+++ PROVIDED ENTRIES +++
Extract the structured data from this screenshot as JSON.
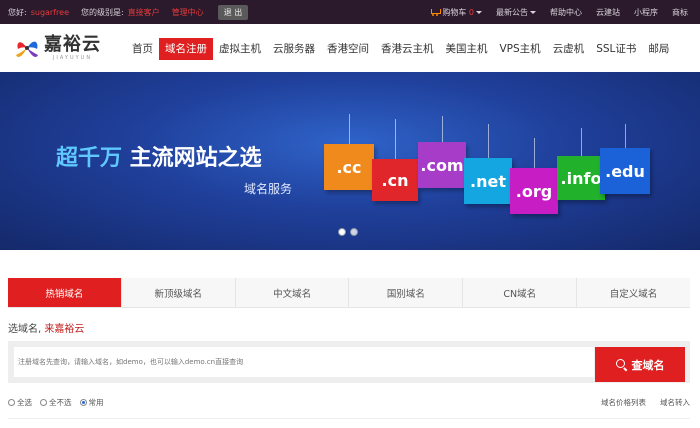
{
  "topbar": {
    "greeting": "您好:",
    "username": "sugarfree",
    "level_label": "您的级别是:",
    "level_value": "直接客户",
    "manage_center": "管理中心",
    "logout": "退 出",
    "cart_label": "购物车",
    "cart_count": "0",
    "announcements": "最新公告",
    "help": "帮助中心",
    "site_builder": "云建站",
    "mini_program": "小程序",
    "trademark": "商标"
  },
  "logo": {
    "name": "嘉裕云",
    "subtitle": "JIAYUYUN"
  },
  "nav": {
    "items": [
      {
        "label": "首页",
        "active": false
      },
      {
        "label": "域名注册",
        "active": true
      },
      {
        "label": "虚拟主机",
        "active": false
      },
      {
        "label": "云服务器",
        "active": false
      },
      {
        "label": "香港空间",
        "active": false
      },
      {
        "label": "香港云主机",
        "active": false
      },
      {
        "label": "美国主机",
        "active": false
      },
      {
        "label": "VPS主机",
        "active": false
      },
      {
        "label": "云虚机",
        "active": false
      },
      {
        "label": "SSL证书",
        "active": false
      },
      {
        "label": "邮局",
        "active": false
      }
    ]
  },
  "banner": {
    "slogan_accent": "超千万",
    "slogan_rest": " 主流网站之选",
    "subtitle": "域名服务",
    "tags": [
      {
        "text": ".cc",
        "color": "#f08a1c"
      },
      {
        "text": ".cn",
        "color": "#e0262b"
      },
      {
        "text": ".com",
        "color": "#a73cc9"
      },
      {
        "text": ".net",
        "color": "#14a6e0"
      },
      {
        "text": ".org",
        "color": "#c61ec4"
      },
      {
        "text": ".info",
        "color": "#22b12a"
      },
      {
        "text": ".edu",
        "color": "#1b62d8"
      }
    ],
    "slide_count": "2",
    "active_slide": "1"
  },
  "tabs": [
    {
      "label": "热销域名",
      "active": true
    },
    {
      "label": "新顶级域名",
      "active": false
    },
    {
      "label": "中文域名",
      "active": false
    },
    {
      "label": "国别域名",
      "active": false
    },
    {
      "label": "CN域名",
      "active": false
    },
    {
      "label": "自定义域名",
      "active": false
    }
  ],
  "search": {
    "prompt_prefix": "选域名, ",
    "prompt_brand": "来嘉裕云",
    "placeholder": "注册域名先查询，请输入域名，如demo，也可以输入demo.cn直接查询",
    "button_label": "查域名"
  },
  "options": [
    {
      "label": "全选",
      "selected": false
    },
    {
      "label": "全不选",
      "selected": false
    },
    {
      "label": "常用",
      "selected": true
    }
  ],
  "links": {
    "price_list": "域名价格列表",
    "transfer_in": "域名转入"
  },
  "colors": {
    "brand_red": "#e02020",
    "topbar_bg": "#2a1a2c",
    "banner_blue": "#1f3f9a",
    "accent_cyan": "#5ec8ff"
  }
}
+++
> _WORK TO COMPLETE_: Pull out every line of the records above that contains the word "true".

> _ANSWER BELOW_:
        "active": true
      "active": true
      "selected": true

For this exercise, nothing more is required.